To summarize a letter from an ass. attorney general with the state:
1) Anyone that operates a game of chance or plays any game of chance at which any thing of value is bet shall be guilty of a Class 2 misdemeanor.
2) Gambling is defined in three elements - games in which the players have tendered some consideration for a chance to win a prize.
3) A court or district attorney could also decide that appearance and performance at the tournaments are, by themselves, consideration, even in the absence of the purchase of anything at the bar. (This is where the argument breaks down in some Bar Poker cases, I believe...more later)
4) The AAG seems to abandon the need for consideration to be shown above when he writes "The fact that the poker tournaments purport to be totally free of charge is of no consequence. “It is the character of an activity which determines what it really is, not what the parties choose to call it.”"
5) he further writes "Based upon the foregoing, ... these tournaments appear to be an inducement intended by the bar and restaurant owners to increase and advertise their liquor and food businesses. As such, consideration may be found in either the liquor and food sales at the tournaments, or the players’ appearance and performance at the tournaments, which is a form of advertising as it exposes them to the bar or restaurant. The game of chance element is, of course, the poker game itself, and the payoffs are the prizes won at the tournaments’ end. Therefore, all the elements of illegal gambling exist in these poker tournaments.
This is such contrived horseshit. Notice in #2 that the AAG writes that it is the player that tenders some consideration, meaning something of value, presumably to the operator of the event. He stretched this meaning to be simple one's presence. I guess he considers advertising to be gambling, and why not. The outcome of the action is out of the hands of the player since I am under no obligation to purchase anything while at the bar. All advertisers certainly pay consideration for the ads they place and they hope to win my business. That sounds more like illegal gambling than bar poker. Does that make every business in NC an outlaw?
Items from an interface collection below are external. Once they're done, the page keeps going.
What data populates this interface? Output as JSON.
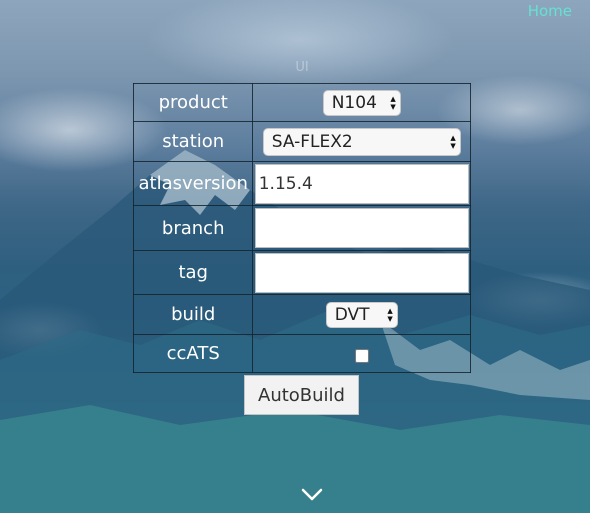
{
  "nav": {
    "home_label": "Home"
  },
  "page": {
    "title": "UI"
  },
  "form": {
    "rows": [
      {
        "label": "product",
        "type": "select",
        "value": "N104"
      },
      {
        "label": "station",
        "type": "select",
        "value": "SA-FLEX2"
      },
      {
        "label": "atlasversion",
        "type": "text",
        "value": "1.15.4"
      },
      {
        "label": "branch",
        "type": "text",
        "value": ""
      },
      {
        "label": "tag",
        "type": "text",
        "value": ""
      },
      {
        "label": "build",
        "type": "select",
        "value": "DVT"
      },
      {
        "label": "ccATS",
        "type": "checkbox",
        "checked": false
      }
    ],
    "submit_label": "AutoBuild"
  },
  "icons": {
    "scroll": "chevron-down-icon",
    "select": "select-arrows-icon"
  },
  "colors": {
    "link": "#66e0d2",
    "background_top": "#8ea6bd",
    "background_bottom": "#4b9c9a"
  }
}
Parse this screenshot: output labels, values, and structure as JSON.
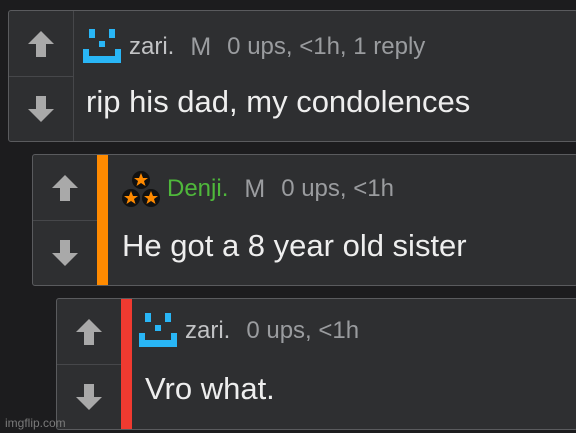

Lastly, the AAG's opinion is contingent of there being a prize for the player at the end of the tourney. The last few tournaments that I have played in have been totally prizeless which would seem to be legal, even in this AAG's opinion. I guess he will stretch his argument to include a title and pride as a prize of value in his next opinion. So bar poker players of NC, shuffle up and deal as long at there is no prize involved